YOUR GOAL: Any images in the material are to be dropped while every line is retyped exactly.

RECORDS TO PROCESS:

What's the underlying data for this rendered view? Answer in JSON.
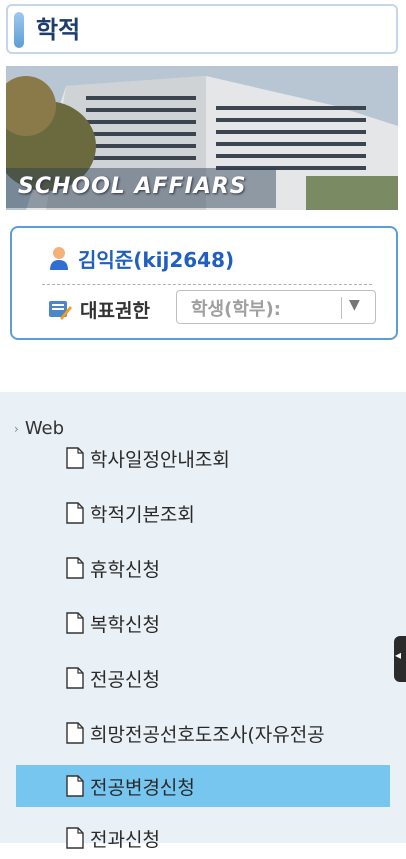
{
  "header": {
    "title": "학적"
  },
  "banner": {
    "caption": "SCHOOL AFFIARS"
  },
  "user": {
    "name": "김익준(kij2648)",
    "role_label": "대표권한",
    "role_value": "학생(학부):",
    "role_arrow": "▼"
  },
  "menu": {
    "group_label": "Web",
    "items": [
      {
        "label": "학사일정안내조회"
      },
      {
        "label": "학적기본조회"
      },
      {
        "label": "휴학신청"
      },
      {
        "label": "복학신청"
      },
      {
        "label": "전공신청"
      },
      {
        "label": "희망전공선호도조사(자유전공"
      },
      {
        "label": "전공변경신청"
      },
      {
        "label": "전과신청"
      }
    ],
    "selected_index": 6,
    "selected_color": "#77c6f0"
  }
}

EXERCISE OUTPUT:
What's the underlying data for this rendered view? Answer in JSON.
{
  "header": {
    "title": "학적"
  },
  "banner": {
    "caption": "SCHOOL AFFIARS"
  },
  "user": {
    "name": "김익준(kij2648)",
    "role_label": "대표권한",
    "role_value": "학생(학부):",
    "role_arrow": "▼"
  },
  "menu": {
    "group_label": "Web",
    "items": [
      {
        "label": "학사일정안내조회"
      },
      {
        "label": "학적기본조회"
      },
      {
        "label": "휴학신청"
      },
      {
        "label": "복학신청"
      },
      {
        "label": "전공신청"
      },
      {
        "label": "희망전공선호도조사(자유전공"
      },
      {
        "label": "전공변경신청"
      },
      {
        "label": "전과신청"
      }
    ],
    "selected_index": 6,
    "selected_color": "#77c6f0"
  }
}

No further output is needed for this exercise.